* [Instructions to follow]: Print exactly the lines from the one that contains "Convert this screenshot" through the last line of the material, both included, and leave out all pictures.
Top of Raw data
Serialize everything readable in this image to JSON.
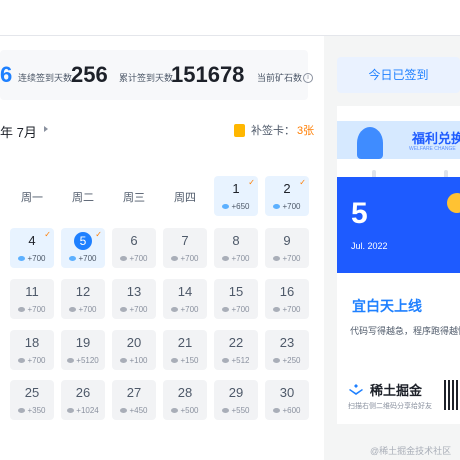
{
  "stats": {
    "streak_tail": "6",
    "streak_label": "连续签到天数",
    "total_days": "256",
    "total_label": "累计签到天数",
    "ore": "151678",
    "ore_label": "当前矿石数"
  },
  "calendar": {
    "month_label": "年 7月",
    "makeup_label": "补签卡：",
    "makeup_count": "3张",
    "weekdays": [
      "周一",
      "周二",
      "周三",
      "周四",
      "周五",
      "周六"
    ],
    "days": [
      {
        "d": "1",
        "p": "+650",
        "signed": true,
        "tick": true
      },
      {
        "d": "2",
        "p": "+700",
        "signed": true,
        "tick": true
      },
      {
        "d": "4",
        "p": "+700",
        "signed": true,
        "tick": true
      },
      {
        "d": "5",
        "p": "+700",
        "signed": true,
        "tick": true,
        "today": true
      },
      {
        "d": "6",
        "p": "+700"
      },
      {
        "d": "7",
        "p": "+700"
      },
      {
        "d": "8",
        "p": "+700"
      },
      {
        "d": "9",
        "p": "+700"
      },
      {
        "d": "11",
        "p": "+700"
      },
      {
        "d": "12",
        "p": "+700"
      },
      {
        "d": "13",
        "p": "+700"
      },
      {
        "d": "14",
        "p": "+700"
      },
      {
        "d": "15",
        "p": "+700"
      },
      {
        "d": "16",
        "p": "+700"
      },
      {
        "d": "18",
        "p": "+700"
      },
      {
        "d": "19",
        "p": "+5120"
      },
      {
        "d": "20",
        "p": "+100"
      },
      {
        "d": "21",
        "p": "+150"
      },
      {
        "d": "22",
        "p": "+512"
      },
      {
        "d": "23",
        "p": "+250"
      },
      {
        "d": "25",
        "p": "+350"
      },
      {
        "d": "26",
        "p": "+1024"
      },
      {
        "d": "27",
        "p": "+450"
      },
      {
        "d": "28",
        "p": "+500"
      },
      {
        "d": "29",
        "p": "+550"
      },
      {
        "d": "30",
        "p": "+600"
      }
    ]
  },
  "side": {
    "checkin_button": "今日已签到",
    "welfare_title": "福利兑换",
    "welfare_sub": "WELFARE CHANGE",
    "card_day": "5",
    "card_date": "Jul. 2022",
    "promo_title": "宜白天上线",
    "promo_desc": "代码写得越急，程序跑得越慢",
    "logo_text": "稀土掘金",
    "logo_sub": "扫描右侧二维码分享给好友",
    "watermark": "@稀土掘金技术社区"
  },
  "colors": {
    "accent": "#1e80ff",
    "orange": "#ff7d00"
  }
}
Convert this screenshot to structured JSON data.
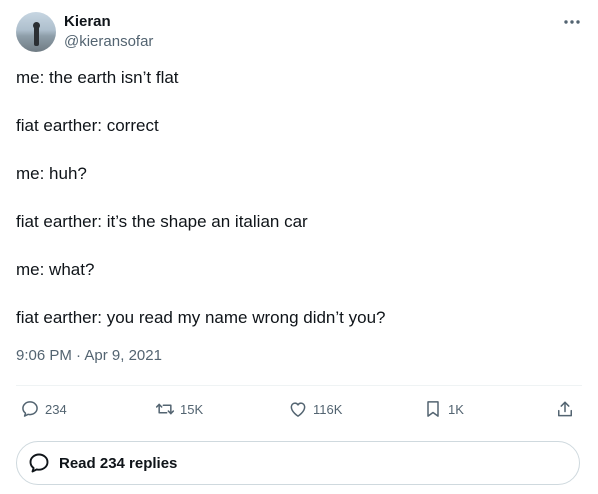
{
  "author": {
    "name": "Kieran",
    "handle": "@kieransofar"
  },
  "tweet": {
    "lines": [
      "me: the earth isn’t flat",
      "fiat earther: correct",
      "me: huh?",
      "fiat earther: it’s the shape an italian car",
      "me: what?",
      "fiat earther: you read my name wrong didn’t you?"
    ],
    "time": "9:06 PM",
    "separator": " · ",
    "date": "Apr 9, 2021"
  },
  "actions": {
    "replies": "234",
    "reposts": "15K",
    "likes": "116K",
    "bookmarks": "1K"
  },
  "read_replies_label": "Read 234 replies",
  "icons": {
    "reply": "speech-bubble-icon",
    "repost": "repost-icon",
    "like": "heart-icon",
    "bookmark": "bookmark-icon",
    "share": "share-icon",
    "more": "more-dots-icon"
  },
  "colors": {
    "text": "#0f1419",
    "secondary": "#536471",
    "border": "#cfd9de"
  }
}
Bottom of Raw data
* [Result]:
Convert this screenshot to structured JSON data.
{
  "author": {
    "name": "Kieran",
    "handle": "@kieransofar"
  },
  "tweet": {
    "lines": [
      "me: the earth isn’t flat",
      "fiat earther: correct",
      "me: huh?",
      "fiat earther: it’s the shape an italian car",
      "me: what?",
      "fiat earther: you read my name wrong didn’t you?"
    ],
    "time": "9:06 PM",
    "separator": " · ",
    "date": "Apr 9, 2021"
  },
  "actions": {
    "replies": "234",
    "reposts": "15K",
    "likes": "116K",
    "bookmarks": "1K"
  },
  "read_replies_label": "Read 234 replies",
  "icons": {
    "reply": "speech-bubble-icon",
    "repost": "repost-icon",
    "like": "heart-icon",
    "bookmark": "bookmark-icon",
    "share": "share-icon",
    "more": "more-dots-icon"
  },
  "colors": {
    "text": "#0f1419",
    "secondary": "#536471",
    "border": "#cfd9de"
  }
}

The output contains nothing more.